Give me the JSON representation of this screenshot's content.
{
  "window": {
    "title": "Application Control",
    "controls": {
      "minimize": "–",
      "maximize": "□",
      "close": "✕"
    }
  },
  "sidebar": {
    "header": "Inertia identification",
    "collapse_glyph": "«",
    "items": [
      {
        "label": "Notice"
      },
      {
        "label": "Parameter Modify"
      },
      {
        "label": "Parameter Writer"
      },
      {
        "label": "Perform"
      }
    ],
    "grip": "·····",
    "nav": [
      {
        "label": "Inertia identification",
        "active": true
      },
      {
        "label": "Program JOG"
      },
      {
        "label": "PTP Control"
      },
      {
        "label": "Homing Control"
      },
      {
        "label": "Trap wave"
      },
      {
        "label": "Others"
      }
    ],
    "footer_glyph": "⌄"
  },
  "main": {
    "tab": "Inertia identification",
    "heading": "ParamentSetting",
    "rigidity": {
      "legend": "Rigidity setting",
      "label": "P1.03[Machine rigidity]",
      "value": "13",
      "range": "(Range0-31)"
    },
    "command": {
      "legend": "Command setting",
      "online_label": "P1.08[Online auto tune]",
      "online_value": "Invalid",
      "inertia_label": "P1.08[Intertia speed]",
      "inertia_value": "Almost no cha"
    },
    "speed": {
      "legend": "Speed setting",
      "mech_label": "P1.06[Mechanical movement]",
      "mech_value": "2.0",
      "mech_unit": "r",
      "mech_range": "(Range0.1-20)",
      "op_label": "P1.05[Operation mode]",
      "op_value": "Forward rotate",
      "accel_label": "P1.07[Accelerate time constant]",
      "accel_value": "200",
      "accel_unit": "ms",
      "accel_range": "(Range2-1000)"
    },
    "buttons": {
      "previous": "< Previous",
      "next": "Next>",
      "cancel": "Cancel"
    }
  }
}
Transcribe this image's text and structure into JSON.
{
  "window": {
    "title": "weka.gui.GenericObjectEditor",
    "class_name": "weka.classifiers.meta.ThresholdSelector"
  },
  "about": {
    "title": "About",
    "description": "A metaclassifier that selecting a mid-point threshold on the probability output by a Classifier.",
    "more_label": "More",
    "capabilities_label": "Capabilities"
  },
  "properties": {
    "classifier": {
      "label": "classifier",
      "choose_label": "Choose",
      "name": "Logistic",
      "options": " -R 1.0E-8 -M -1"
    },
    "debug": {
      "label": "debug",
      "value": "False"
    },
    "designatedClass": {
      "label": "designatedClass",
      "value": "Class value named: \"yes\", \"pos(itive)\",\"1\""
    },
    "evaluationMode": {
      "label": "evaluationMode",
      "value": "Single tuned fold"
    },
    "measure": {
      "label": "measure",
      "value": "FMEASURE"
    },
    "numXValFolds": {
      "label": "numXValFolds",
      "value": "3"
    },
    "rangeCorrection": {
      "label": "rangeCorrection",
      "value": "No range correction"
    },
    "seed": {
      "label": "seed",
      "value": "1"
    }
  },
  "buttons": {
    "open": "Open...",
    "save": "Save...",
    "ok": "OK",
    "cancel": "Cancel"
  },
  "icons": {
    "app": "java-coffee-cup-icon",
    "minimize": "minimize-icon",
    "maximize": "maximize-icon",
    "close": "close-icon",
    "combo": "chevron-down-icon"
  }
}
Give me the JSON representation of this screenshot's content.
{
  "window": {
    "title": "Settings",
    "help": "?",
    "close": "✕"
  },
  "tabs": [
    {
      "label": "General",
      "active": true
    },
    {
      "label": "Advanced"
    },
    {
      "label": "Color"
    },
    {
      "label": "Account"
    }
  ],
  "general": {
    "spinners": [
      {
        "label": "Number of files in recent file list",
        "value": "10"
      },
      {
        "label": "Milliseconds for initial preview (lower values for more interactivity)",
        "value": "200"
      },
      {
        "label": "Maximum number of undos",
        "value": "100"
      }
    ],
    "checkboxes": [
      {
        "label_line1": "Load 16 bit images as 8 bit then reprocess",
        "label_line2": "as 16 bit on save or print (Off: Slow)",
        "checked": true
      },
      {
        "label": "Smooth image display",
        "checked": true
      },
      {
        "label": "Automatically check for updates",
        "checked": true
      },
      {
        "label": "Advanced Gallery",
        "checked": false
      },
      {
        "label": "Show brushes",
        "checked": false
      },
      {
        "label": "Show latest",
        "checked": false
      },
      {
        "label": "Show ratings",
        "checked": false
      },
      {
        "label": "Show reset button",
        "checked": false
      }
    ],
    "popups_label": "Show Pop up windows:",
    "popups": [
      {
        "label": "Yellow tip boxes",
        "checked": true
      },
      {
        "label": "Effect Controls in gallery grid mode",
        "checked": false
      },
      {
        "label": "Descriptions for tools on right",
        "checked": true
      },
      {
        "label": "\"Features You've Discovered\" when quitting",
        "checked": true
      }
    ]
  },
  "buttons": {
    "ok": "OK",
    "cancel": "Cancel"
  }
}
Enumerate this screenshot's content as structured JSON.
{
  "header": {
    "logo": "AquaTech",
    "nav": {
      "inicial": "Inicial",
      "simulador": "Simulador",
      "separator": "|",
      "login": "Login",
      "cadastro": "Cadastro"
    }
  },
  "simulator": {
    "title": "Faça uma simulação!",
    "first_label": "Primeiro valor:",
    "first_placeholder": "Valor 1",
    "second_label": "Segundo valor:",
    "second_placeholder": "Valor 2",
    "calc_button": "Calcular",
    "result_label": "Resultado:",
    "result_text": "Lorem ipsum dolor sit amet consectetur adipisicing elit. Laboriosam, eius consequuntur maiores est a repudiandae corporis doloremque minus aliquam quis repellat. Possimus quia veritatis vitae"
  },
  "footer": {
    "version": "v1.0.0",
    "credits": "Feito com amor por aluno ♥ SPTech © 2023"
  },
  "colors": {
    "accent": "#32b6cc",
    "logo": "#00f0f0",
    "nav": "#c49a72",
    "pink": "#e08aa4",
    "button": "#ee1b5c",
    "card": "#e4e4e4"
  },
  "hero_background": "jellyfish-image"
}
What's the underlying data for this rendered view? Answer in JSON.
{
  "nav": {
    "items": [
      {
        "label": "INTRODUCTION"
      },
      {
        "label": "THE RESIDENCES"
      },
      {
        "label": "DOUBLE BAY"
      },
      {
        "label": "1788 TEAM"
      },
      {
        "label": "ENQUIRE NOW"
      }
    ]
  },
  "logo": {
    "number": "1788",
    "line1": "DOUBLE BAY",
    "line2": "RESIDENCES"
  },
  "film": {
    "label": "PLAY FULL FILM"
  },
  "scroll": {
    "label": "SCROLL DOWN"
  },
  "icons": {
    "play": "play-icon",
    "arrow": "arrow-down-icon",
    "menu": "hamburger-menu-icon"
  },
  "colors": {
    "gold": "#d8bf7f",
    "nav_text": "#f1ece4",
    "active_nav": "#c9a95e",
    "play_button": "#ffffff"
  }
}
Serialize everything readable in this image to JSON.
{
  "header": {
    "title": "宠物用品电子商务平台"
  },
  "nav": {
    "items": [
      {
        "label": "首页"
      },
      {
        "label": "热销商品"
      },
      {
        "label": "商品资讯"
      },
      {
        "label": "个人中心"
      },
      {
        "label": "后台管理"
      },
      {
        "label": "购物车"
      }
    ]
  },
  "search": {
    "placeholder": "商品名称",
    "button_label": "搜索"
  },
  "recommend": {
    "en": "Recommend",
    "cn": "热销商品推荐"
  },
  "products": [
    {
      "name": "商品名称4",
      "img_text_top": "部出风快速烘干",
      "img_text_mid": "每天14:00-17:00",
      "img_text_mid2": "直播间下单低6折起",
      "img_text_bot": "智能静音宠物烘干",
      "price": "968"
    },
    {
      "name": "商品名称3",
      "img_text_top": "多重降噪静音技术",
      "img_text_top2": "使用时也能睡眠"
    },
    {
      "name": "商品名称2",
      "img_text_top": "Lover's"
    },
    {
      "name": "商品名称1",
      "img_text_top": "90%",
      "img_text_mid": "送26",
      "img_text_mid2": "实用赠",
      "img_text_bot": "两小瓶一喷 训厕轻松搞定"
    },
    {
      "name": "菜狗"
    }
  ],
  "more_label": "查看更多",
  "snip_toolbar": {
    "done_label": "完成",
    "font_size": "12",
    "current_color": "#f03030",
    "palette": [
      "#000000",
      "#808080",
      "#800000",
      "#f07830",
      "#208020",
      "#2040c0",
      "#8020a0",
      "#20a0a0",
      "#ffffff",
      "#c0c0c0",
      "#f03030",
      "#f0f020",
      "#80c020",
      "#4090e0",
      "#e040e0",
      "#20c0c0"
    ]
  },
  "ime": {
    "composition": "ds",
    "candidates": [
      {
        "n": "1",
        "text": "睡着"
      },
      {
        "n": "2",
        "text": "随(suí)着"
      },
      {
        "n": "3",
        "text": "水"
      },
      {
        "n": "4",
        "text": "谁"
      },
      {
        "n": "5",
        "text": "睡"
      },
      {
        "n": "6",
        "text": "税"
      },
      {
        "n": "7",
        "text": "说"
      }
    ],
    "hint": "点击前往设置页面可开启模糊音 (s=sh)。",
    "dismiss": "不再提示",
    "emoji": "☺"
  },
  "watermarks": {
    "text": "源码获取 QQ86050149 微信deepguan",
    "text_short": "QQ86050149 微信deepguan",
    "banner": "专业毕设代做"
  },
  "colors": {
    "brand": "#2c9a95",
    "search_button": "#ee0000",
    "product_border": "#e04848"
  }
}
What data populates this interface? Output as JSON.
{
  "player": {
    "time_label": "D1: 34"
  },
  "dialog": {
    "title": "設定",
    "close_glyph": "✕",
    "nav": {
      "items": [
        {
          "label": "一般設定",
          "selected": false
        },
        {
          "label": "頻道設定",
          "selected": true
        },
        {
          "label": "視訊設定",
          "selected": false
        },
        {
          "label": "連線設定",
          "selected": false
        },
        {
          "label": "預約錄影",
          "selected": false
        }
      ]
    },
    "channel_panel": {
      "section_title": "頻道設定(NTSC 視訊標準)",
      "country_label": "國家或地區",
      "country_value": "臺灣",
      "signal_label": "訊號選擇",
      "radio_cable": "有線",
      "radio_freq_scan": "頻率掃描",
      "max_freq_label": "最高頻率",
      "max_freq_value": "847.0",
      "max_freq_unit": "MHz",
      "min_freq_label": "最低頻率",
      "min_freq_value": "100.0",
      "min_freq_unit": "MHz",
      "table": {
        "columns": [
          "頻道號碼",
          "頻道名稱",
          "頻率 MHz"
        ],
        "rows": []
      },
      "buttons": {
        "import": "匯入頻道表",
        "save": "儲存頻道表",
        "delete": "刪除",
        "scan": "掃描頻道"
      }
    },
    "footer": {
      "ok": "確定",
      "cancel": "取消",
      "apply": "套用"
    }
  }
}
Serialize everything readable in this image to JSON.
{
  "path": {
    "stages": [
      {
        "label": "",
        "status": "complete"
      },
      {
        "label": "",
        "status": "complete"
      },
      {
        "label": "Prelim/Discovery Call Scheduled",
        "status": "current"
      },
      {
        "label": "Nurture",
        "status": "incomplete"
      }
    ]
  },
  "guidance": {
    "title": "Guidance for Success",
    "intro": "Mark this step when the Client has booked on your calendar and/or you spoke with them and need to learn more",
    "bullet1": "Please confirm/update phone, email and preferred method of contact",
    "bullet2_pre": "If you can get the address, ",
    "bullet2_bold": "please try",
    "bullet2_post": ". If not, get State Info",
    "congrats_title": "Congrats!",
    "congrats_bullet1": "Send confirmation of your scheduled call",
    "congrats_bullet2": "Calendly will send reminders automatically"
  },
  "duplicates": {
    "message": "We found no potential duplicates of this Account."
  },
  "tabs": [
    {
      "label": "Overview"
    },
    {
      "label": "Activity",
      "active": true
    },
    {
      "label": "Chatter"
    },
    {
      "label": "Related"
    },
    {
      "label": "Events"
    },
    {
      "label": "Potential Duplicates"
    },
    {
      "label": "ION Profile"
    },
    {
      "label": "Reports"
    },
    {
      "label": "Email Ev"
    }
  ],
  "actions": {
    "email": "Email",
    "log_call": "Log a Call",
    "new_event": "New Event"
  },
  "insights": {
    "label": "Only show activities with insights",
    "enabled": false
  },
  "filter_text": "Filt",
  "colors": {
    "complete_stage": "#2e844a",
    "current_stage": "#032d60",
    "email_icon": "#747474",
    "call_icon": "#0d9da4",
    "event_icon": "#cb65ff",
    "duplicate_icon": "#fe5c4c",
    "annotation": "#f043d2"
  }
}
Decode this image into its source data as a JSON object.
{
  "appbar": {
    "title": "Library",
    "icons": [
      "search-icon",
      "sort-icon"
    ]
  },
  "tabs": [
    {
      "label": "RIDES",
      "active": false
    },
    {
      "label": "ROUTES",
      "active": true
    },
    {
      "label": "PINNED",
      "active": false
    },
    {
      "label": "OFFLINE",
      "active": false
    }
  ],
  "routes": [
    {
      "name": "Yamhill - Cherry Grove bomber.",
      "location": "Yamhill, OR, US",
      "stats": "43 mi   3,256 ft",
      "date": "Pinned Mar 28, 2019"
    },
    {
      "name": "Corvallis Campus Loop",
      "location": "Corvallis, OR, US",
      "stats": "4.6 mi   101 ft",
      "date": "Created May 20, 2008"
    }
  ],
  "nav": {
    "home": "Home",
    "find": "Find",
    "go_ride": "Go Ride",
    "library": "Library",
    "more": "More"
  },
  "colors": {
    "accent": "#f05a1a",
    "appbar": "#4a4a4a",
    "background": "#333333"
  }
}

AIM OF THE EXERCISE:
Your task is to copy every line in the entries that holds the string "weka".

TASK SOLUTION:
    "title": "weka.gui.GenericObjectEditor",
    "class_name": "weka.classifiers.meta.ThresholdSelector"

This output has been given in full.